Dataset items:
# # # #
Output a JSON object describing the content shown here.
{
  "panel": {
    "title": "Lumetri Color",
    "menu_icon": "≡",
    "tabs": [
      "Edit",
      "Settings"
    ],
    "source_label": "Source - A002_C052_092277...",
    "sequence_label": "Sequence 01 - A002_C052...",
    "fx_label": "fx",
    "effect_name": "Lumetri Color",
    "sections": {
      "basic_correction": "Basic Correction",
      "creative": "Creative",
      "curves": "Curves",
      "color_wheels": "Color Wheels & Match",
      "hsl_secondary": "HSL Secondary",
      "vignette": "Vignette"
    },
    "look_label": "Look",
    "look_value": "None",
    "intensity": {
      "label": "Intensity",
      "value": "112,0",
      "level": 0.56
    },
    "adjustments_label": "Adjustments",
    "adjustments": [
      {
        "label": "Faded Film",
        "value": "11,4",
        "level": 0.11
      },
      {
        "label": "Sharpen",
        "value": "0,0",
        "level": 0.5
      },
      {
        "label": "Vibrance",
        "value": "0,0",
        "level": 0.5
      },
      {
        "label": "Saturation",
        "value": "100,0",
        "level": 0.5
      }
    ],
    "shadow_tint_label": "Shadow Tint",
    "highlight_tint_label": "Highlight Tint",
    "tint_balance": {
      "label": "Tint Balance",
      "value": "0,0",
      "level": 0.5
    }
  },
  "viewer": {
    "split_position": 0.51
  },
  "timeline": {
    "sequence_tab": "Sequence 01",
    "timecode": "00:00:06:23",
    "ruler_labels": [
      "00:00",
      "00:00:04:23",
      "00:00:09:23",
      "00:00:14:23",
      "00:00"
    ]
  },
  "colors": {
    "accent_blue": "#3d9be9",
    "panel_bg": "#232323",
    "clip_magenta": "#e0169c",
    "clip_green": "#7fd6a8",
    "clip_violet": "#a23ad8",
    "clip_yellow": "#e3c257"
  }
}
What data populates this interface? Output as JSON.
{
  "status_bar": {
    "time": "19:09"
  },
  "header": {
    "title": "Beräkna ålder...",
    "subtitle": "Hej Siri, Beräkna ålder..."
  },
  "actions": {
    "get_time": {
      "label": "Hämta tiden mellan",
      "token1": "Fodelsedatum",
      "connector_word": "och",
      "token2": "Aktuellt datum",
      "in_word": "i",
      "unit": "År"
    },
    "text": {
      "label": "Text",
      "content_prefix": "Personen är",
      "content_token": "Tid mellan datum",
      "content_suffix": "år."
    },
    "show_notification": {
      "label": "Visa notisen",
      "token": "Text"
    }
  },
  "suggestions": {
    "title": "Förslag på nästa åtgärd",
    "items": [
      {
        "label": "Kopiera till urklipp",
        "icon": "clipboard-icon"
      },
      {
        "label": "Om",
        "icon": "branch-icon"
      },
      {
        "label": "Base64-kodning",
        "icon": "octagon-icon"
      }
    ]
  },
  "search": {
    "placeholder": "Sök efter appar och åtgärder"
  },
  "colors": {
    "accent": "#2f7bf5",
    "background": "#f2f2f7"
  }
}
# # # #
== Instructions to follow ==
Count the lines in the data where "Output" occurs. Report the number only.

== Answer to this problem ==
2